I did what I could: clean the fingerboard (which didn’t reset the inlays, alas), replace some broken or worn out plastic parts such as the toggle switch tip. An improvement for sure. Still, a far cry from satisfactory, especially considering the money I had shelled out. The end result was a seldom played guitar and me deciding what to do.
Finally, one day I had my Popeye moment. You know, that’s all I can stands and I can’t stands no more? I grabbed the guitar and went to a well-recommended repair shop in San Francisco. Didn’t like the vibe there; for some strange reason being treated like an inconvenience doesn’t warm the cuckolds of my heart. That, and the fact it would be several months before they could even look at my guitar, made it a no-go. So I went to a different well-recommended repair shop where I wasn’t laughed out of the place the moment I opened my guitar’s case and pulled out my mangy mutt.
My original idea was to have the inlays reset flush with the fingerboard and leave it at that. Said idea flew out the window when the main repair guru took one look at the guitar and, after commenting he had never seen inlays working their way out of the fingerboard like that before, said, “You have got to get this guitar refretted. These things are gone.” I reluctantly agreed, choosing the slightly more expensive stainless steel frets over the usual nickel one in order to pretty much guarantee that no matter how much I played the guitar going forward the frets would outlive me. They also replaced the nut and gave everything else the once-over. And, during the initial meeting, carefully went over with me what kind of guitar player I was as far as style so they could select the right size and shape frets to best match my playing. I appreciated that.

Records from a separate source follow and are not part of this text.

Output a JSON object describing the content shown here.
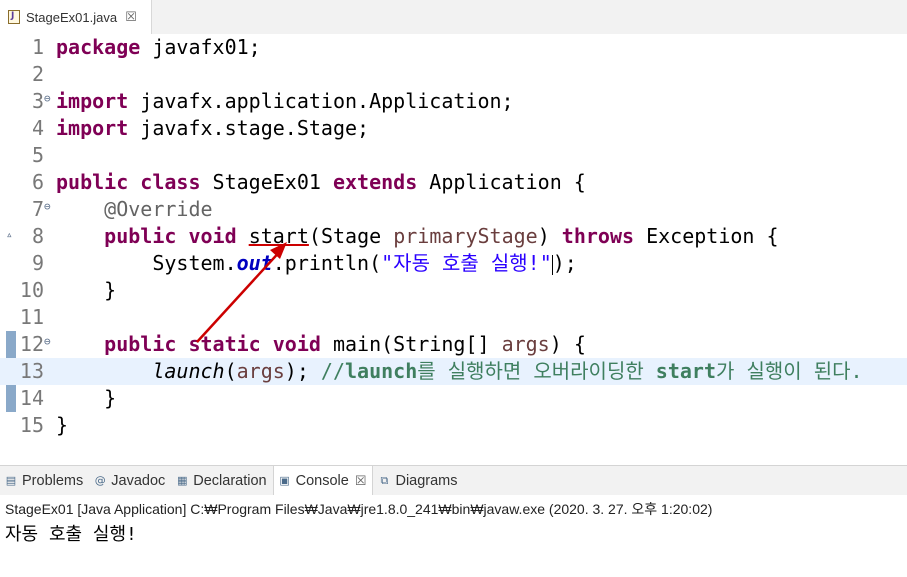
{
  "editor_tab": {
    "label": "StageEx01.java",
    "close": "☒"
  },
  "lines": [
    {
      "n": "1",
      "code": [
        [
          "kw",
          "package"
        ],
        [
          "plain",
          " javafx01;"
        ]
      ]
    },
    {
      "n": "2",
      "code": []
    },
    {
      "n": "3",
      "fold": "⊖",
      "code": [
        [
          "kw",
          "import"
        ],
        [
          "plain",
          " javafx.application.Application;"
        ]
      ]
    },
    {
      "n": "4",
      "code": [
        [
          "kw",
          "import"
        ],
        [
          "plain",
          " javafx.stage.Stage;"
        ]
      ]
    },
    {
      "n": "5",
      "code": []
    },
    {
      "n": "6",
      "code": [
        [
          "kw",
          "public"
        ],
        [
          "plain",
          " "
        ],
        [
          "kw",
          "class"
        ],
        [
          "plain",
          " StageEx01 "
        ],
        [
          "kw",
          "extends"
        ],
        [
          "plain",
          " Application {"
        ]
      ]
    },
    {
      "n": "7",
      "fold": "⊖",
      "code": [
        [
          "plain",
          "    "
        ],
        [
          "anno",
          "@Override"
        ]
      ]
    },
    {
      "n": "8",
      "override": "▵",
      "code": [
        [
          "plain",
          "    "
        ],
        [
          "kw",
          "public"
        ],
        [
          "plain",
          " "
        ],
        [
          "kw",
          "void"
        ],
        [
          "plain",
          " "
        ],
        [
          "ul",
          "start"
        ],
        [
          "plain",
          "(Stage "
        ],
        [
          "param",
          "primaryStage"
        ],
        [
          "plain",
          ") "
        ],
        [
          "kw",
          "throws"
        ],
        [
          "plain",
          " Exception {"
        ]
      ]
    },
    {
      "n": "9",
      "code": [
        [
          "plain",
          "        System."
        ],
        [
          "static-field",
          "out"
        ],
        [
          "plain",
          ".println("
        ],
        [
          "str",
          "\"자동 호출 실행!\""
        ],
        [
          "caret",
          ""
        ],
        [
          "plain",
          ");"
        ]
      ]
    },
    {
      "n": "10",
      "code": [
        [
          "plain",
          "    }"
        ]
      ]
    },
    {
      "n": "11",
      "code": []
    },
    {
      "n": "12",
      "fold": "⊖",
      "code": [
        [
          "plain",
          "    "
        ],
        [
          "kw",
          "public"
        ],
        [
          "plain",
          " "
        ],
        [
          "kw",
          "static"
        ],
        [
          "plain",
          " "
        ],
        [
          "kw",
          "void"
        ],
        [
          "plain",
          " main(String[] "
        ],
        [
          "param",
          "args"
        ],
        [
          "plain",
          ") {"
        ]
      ]
    },
    {
      "n": "13",
      "current": true,
      "code": [
        [
          "plain",
          "        "
        ],
        [
          "static-call",
          "launch"
        ],
        [
          "plain",
          "("
        ],
        [
          "param",
          "args"
        ],
        [
          "plain",
          "); "
        ],
        [
          "cmt",
          "//"
        ],
        [
          "cmt-b",
          "launch"
        ],
        [
          "cmt",
          "를 실행하면 오버라이딩한 "
        ],
        [
          "cmt-b",
          "start"
        ],
        [
          "cmt",
          "가 실행이 된다."
        ]
      ]
    },
    {
      "n": "14",
      "code": [
        [
          "plain",
          "    }"
        ]
      ]
    },
    {
      "n": "15",
      "code": [
        [
          "plain",
          "}"
        ]
      ]
    }
  ],
  "views": {
    "tabs": [
      {
        "label": "Problems",
        "icon": "problems-icon",
        "glyph": "▤",
        "active": false
      },
      {
        "label": "Javadoc",
        "icon": "javadoc-icon",
        "glyph": "@",
        "active": false
      },
      {
        "label": "Declaration",
        "icon": "declaration-icon",
        "glyph": "▦",
        "active": false
      },
      {
        "label": "Console",
        "icon": "console-icon",
        "glyph": "▣",
        "active": true,
        "close": "☒"
      },
      {
        "label": "Diagrams",
        "icon": "diagrams-icon",
        "glyph": "⧉",
        "active": false
      }
    ]
  },
  "console": {
    "description": "StageEx01 [Java Application] C:₩Program Files₩Java₩jre1.8.0_241₩bin₩javaw.exe (2020. 3. 27. 오후 1:20:02)",
    "output": "자동 호출 실행!"
  },
  "colors": {
    "keyword": "#7f0055",
    "string": "#2a00ff",
    "comment": "#3f7f5f",
    "annotation_arrow": "#cc0000"
  }
}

About a month passed. Then the call came. Guitar is done; pick it up whenever. So I rushed over. The repairman discussed how, in order to fix the inlays, they had to very carefully remove them all, re-route the fingerboard spots for them, and glue them back in. A bit out of the ordinary, but the results were flawless. I picked up my guitar, played a few notes, and immediately realized this was the best guitar I had ever played. Ever. It was perfect. Took a while to get there, but it was perfect. I’ll always miss my first Les Paul Deluxe, but this one was a more than worthy replacement.
I’ve often wondered about the person or persons who owned the guitar before the Floridian online dealer I bought it from acquired it. The grimy fingerboard aside, they took very good care of it. They obviously loved it. And, they obviously loved playing it. So why did they let it go? A somewhat melancholy thought, given how the the likeliest answers are they were either no longer able to play, or were no longer here to play, this guitar which now resides with me.
And that’s the story of my guitar. Hardly miraculous how it came into my possession. Yet, there is a touch of the miraculous how this particular guitar came to be mine, and how once given the loving care it had been more or less given its entire existence it sprang to life as a truly fine instrument. Sometimes, the least desirable turns out to be the greatest prize. All it takes is skillfully, actively applied love in action. So it is with my guitar.
Now if you’ll excuse me, I really need to practice my playing.